Plastic pollution is one of the most pressing environmental problems of the 21st century, researchers say. Human-induced pollution causes the global plastic to form a natural cycle similar to the carbon cycle, which moves through the atmosphere, oceans and land, resulting in the “plasticization” of the Earth.
Microplastics are everywhere, researchers warn, and humans are even breathing, drinking and eating them. Previous studies have shown that pollution levels of microplastics will continue to rise rapidly. Scientists say this has raised concerns about the health effects of plastic build-up in the atmosphere, and inhalation of particulate matter can irritate lung tissue and lead to serious illness.
This time, the team obtained more than 300 samples of microplastics in the air from 11 sites in the western United States. The study found that microplastics in the air do not come directly from the city’s waste plastics, but are the result of plastic particles already present in the environment being blown up by road traffic and through the oceans and farmlands.
Professor Natalie Mohowald, of Cornell University in the US, one of the researchers, said: “We thought population centres were the main source of microplastics in the air, but that was not the case. ”

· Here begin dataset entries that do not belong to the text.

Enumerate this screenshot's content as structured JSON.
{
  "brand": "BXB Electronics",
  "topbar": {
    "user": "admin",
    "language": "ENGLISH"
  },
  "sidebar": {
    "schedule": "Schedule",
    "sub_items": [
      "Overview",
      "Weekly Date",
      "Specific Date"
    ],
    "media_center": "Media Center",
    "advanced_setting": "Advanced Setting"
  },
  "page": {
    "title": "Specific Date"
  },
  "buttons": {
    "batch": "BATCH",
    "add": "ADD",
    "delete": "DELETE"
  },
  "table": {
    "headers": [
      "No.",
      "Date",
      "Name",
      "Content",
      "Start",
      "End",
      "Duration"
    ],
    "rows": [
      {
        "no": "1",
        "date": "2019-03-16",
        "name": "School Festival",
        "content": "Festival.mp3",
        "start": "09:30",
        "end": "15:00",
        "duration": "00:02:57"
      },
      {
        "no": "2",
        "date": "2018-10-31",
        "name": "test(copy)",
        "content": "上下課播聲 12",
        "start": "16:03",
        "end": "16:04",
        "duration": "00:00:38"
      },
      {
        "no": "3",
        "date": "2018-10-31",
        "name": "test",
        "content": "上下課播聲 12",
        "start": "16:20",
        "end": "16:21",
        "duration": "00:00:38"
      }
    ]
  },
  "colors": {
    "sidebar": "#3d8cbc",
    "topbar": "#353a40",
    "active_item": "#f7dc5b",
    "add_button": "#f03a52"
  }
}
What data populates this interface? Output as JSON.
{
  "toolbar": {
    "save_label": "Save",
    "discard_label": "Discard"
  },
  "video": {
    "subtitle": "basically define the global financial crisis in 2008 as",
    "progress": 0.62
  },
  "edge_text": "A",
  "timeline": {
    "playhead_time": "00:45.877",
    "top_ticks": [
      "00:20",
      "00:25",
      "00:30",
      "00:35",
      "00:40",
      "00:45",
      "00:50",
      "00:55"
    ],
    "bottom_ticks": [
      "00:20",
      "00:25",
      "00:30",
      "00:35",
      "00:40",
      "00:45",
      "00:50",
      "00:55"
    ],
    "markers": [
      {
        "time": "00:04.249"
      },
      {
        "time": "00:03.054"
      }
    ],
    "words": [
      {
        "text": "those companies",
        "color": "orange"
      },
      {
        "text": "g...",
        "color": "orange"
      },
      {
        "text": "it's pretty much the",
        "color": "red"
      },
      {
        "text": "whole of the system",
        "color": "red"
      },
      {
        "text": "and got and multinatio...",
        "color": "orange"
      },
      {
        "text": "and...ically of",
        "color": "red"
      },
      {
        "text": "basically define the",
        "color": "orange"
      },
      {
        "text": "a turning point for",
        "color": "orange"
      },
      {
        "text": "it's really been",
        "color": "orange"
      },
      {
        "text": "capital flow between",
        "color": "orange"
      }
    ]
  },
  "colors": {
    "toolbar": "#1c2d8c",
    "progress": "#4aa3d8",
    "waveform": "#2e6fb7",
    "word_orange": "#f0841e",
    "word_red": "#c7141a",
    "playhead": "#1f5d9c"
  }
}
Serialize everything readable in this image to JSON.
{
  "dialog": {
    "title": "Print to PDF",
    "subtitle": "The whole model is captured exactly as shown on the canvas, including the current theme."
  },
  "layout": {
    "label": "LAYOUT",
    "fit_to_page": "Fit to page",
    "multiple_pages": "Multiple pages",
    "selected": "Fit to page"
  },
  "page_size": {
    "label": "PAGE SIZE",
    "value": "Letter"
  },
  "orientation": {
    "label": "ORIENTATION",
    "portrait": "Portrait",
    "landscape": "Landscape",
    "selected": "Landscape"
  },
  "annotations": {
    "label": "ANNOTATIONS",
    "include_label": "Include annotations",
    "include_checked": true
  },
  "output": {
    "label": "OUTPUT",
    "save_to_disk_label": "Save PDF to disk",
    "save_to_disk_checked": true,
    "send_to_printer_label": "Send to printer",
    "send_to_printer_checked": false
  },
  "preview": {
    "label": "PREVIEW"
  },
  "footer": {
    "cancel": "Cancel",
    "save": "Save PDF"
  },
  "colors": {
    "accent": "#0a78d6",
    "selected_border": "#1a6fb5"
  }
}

Further modelling studies on a global scale suggest that road traffic may be a major driver of microplastics in the air in Europe, South America and Australia, while wind in the fields is the main cause of microplastics in the air in Africa and Asia. Models show that smaller microplastics can stay in the atmosphere for a week, which is enough to cause them to be blown across the continent. In addition, microplastic pollution will also affect Antarctica.
The results suggest that even when microplastics in the atmosphere settle on land or in water, they may re-enter the atmosphere. It is estimated that the maximum concentration of microplastics in the atmosphere is over the ocean.
The researchers say the lack of observations in many parts of the world means their estimates are highly uncertain. In addition, current research lacks data on microplastics in the air above the ocean. Understanding the sources and consequences of microplastics in the atmosphere should be prioritized.